August Safe2Tell report shows decrease in tips when compared to 2019
Sept. 8, 2020 (DENVER, Colo.)— Safe2Tell tip volume decreased last month when compared to August 2019, according to the monthly report released today.
To date for the 2020-2021 school year that began in August, Safe2Tell received 716 tips, a 52% decrease in monthly tip volume compared to the same month last year likely due to delayed school openings and distance learning practices as a result of the COVID-19 pandemic.
“The COVID-19 pandemic continues to impact Colorado families as we begin the school year,” said Attorney General Phil Weiser. “We know that distance learning and in-person learning both come with unique challenges, but by working together we can help keep our students safe. Whether kids are studying from home or within a school, Safe2Tell will continue be available to students, parents, and community members to report their school-related safety concerns.”
Suicide threats (146), cyberbullying (56), and misuse (54), were the top categories of tips reported to the program in August.

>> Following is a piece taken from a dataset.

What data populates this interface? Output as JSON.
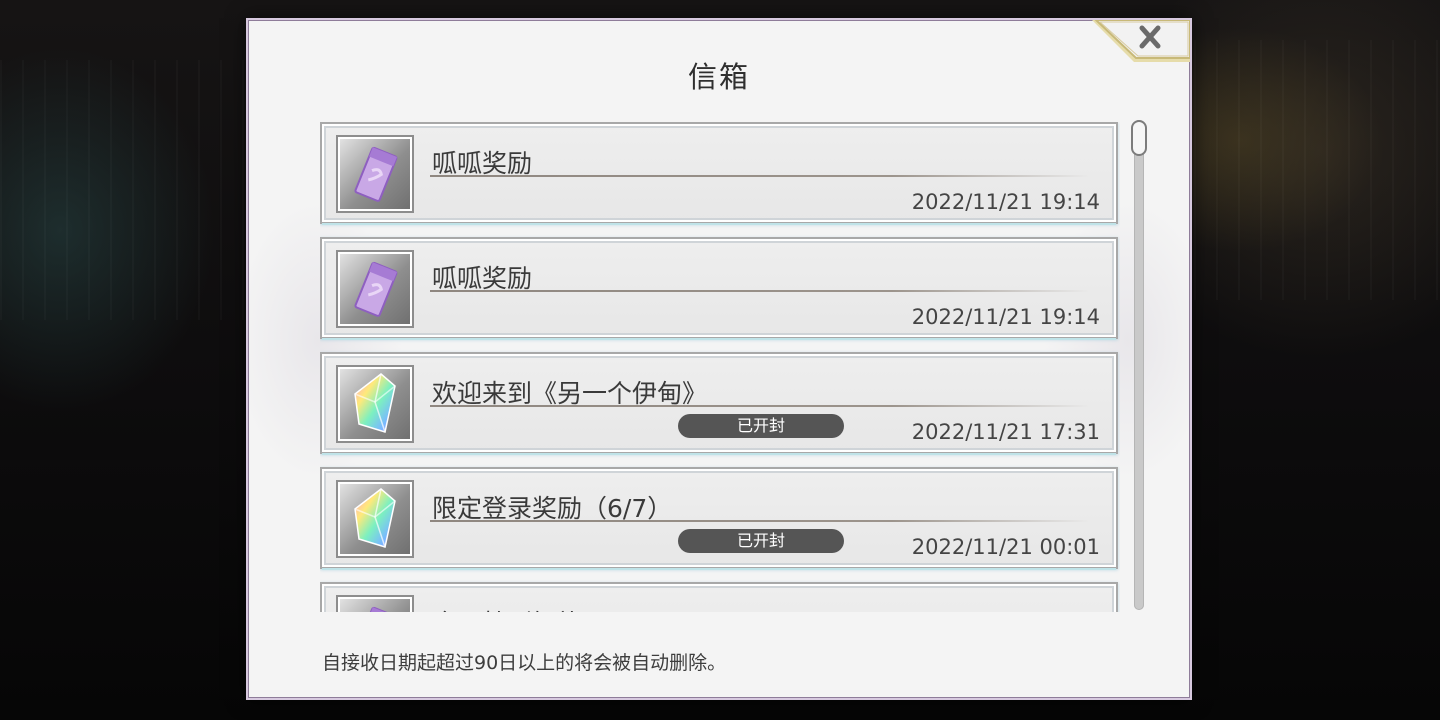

Many of the misuse tips were related to COVID-19 concerns, which should be reported to the Colorado Department of Public Health and Environment.
False tips remain at 2.5% of all tips submitted to Safe2Tell. False tips are those that contain untrue information and are submitted with the intent to harm, injure, or bully another person.

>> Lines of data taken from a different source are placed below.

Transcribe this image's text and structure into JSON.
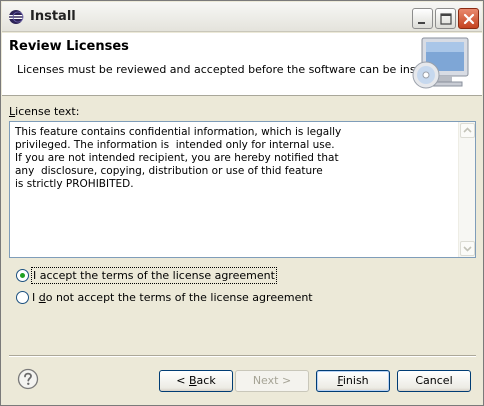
{
  "window": {
    "title": "Install"
  },
  "banner": {
    "title": "Review Licenses",
    "description": "Licenses must be reviewed and accepted before the software can be installed."
  },
  "license": {
    "label_mnemonic": "L",
    "label_rest": "icense text:",
    "text": "This feature contains confidential information, which is legally\nprivileged. The information is  intended only for internal use.\nIf you are not intended recipient, you are hereby notified that\nany  disclosure, copying, distribution or use of thid feature\nis strictly PROHIBITED."
  },
  "options": {
    "accept_label": "I accept the terms of the license agreement",
    "decline_prefix": "I ",
    "decline_mnemonic": "d",
    "decline_rest": "o not accept the terms of the license agreement",
    "selected": "accept"
  },
  "buttons": {
    "back_prefix": "< ",
    "back_mnemonic": "B",
    "back_rest": "ack",
    "next_label": "Next >",
    "finish_mnemonic": "F",
    "finish_rest": "inish",
    "cancel_label": "Cancel"
  },
  "colors": {
    "radio_selected": "#21a121",
    "button_border": "#003c74",
    "disabled_text": "#a6a496"
  }
}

Essi Ellis, director of Safe2Tell, encouraged community members to continue to use Safe2Tell to report their safety concerns as the school year begins.
“During the first month of the school year, many students are studying at home or experiencing a hybrid form of learning due to the COVID-19 pandemic,” said Ellis. “While fewer students are attending school in person compared to previous years, we want to remind students that Safe2Tell will continue to be an available resource for reporting safety concerns, even from home.”
In August, anonymous tips from students and other individuals successfully helped protect students’ safety. For example:
- Safe2Tell received a tip about a party that involved alcohol. Officers responded to the party’s location and notified parents to pick up their children.
- Safe2Tell received a tip about cyberbullying. The school administration talked with the involved parties and related social media accounts were closed.
The following is an example of misuse of the Safe2Tell program:
- Safe2Tell received a tip regarding an event that could possibly lead to the spread of COVID-19. The tipster was referred to the Colorado Department of Public Health and Environment (CDPHE) to report their concern.
Safe2Tell is a successful violence intervention and prevention program for students to anonymously report threats to their own, and others’, safety. Safe2Tell is not an emergency response unit nor mental health counseling service provider; it is a conduit of information for distributing anonymous tips to local law enforcement and school officials, according to state law.
To make a report, individuals can call 1-877-542-7233 from anywhere, 24 hours a day, seven days a week. Reports also can be made at Safe2Tell.org or through the Safe2Tell mobile app which is available on the Apple App Store or Google Play.